Australia's car industry unveiled plans on Tuesday to reduce fuel consumption of new passenger cars by about 18% by 2010 to help cut emissions of carbon dioxide blamed for global warming, Reuters reported.
According to the news agency, the Federal Chamber of Automotive Industries said a voluntary code of practice set a target to cut the amount of fuel used by new cars to 6.8 litres per 100 km (68 miles) by 2010 from the 2001 level of 8.28 litres.
"To achieve the new target, we will need to introduce sophisticated new engine and fuel system technologies to many of the vehicles sold in Australia," the chamber's chief executive Peter Sturrock said in a statement, Reuters added.
According to Reuters, Sturrock said additional research was needed by 2004 to expand the industry's efforts to develop targets to cut carbon dioxide emissions from other categories of light vehicles, including four wheel drives [SUVs] and light commercial vehicles [vans and pickups].
Australia is home to four major car makers, Reuters said, and all are units of overseas companies: Holden, the Australian arm of General Motors, Ford, Toyota and Mitsubishi Motors.
All four also build vehicles for export, including, in the case of Holden, Toyota and Mitsubishi, left-hand drive models for the Middle East. Holden also ships to South America and will soon start exporting a new GTO coupe to GMís Pontiac division.
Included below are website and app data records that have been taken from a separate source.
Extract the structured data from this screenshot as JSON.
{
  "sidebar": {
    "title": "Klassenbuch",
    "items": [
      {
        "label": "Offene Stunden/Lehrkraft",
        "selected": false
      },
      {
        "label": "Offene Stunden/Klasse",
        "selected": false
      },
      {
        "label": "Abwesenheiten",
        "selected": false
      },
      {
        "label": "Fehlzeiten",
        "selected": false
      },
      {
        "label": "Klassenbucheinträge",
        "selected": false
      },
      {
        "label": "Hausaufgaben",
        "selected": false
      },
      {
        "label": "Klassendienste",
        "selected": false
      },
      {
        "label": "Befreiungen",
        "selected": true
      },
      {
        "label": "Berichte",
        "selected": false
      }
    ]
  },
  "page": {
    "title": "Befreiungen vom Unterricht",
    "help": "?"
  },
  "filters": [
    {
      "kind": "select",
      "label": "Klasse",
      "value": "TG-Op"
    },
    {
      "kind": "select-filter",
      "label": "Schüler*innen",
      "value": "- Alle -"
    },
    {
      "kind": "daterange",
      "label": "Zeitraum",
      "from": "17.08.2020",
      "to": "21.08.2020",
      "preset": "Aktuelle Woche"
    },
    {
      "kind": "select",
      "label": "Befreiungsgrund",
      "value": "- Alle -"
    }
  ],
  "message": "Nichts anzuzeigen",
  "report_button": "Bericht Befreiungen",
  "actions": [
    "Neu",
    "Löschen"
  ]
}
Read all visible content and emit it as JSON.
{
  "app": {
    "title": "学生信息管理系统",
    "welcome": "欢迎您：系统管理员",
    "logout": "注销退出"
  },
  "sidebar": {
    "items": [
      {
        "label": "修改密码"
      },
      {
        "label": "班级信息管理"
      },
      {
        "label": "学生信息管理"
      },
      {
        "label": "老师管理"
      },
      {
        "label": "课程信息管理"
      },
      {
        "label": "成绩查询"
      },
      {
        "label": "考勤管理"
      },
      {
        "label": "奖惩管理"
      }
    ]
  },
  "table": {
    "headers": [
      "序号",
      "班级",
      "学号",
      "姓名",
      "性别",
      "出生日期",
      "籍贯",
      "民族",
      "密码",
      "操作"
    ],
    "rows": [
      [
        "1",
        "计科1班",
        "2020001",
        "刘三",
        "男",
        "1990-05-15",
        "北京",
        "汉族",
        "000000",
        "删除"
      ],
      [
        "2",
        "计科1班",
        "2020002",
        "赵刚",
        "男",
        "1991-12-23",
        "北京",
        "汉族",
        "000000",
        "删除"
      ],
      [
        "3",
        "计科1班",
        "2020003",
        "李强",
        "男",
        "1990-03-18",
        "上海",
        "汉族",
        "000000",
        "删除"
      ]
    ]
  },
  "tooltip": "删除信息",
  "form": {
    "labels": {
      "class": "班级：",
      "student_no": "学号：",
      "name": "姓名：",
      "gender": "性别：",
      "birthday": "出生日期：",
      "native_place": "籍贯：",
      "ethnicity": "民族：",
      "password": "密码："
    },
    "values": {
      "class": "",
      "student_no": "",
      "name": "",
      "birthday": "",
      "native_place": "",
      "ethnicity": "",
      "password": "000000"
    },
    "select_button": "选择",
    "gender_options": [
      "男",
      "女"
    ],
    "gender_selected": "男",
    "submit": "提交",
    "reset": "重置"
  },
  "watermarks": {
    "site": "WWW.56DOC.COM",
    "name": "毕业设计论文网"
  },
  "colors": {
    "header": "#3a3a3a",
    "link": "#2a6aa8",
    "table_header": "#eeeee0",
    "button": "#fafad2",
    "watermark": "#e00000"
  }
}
Mitsubishi also builds cars for the US.
Reuters noted that Holdenís and Fordís US parent companies have resisted attempts at home to impose higher fuel efficiency targets, saying they could result in weaker bodies or chassis frames that, in the case of accidents, could prove more dangerous to their passengers.
Reuters said the transport sector accounts for almost 20% of Australia's total emissions of so-called greenhouse gases like carbon dioxide and that the Australian government welcomed the move.
"The new voluntary code of practice will lead to a reduction of up to two million tonnes of greenhouse gases by 2010," environment minister David Kemp said in a statement, according to Reuters.
A spokeswoman for the Australian Greenhouse Office told Reuters that Australia produced about 553 million tonnes of greenhouse gases in 2000.
Reuters added that Australia is one of the world's top coal exporters and has refused to ratify the global Kyoto treaty on combating climate change, under which industrialised nations must cut emissions by an average 5% by 2012 from 1990 levels.
The federal government in Canberra argues Kyoto is unviable without the United States, the world's biggest polluter, which has rejected the accord, Reuters said.
However, the news agency added, the conservative government has repeatedly stressed that it will still abide by its Kyoto target to limit the increase in greenhouse gas emissions to 8% by 2012.
According to Reuters, environmental groups say official statistics show Australia's carbon dioxide emissions have already risen by 17.4% since 1990 and will have risen by 30% by 2012.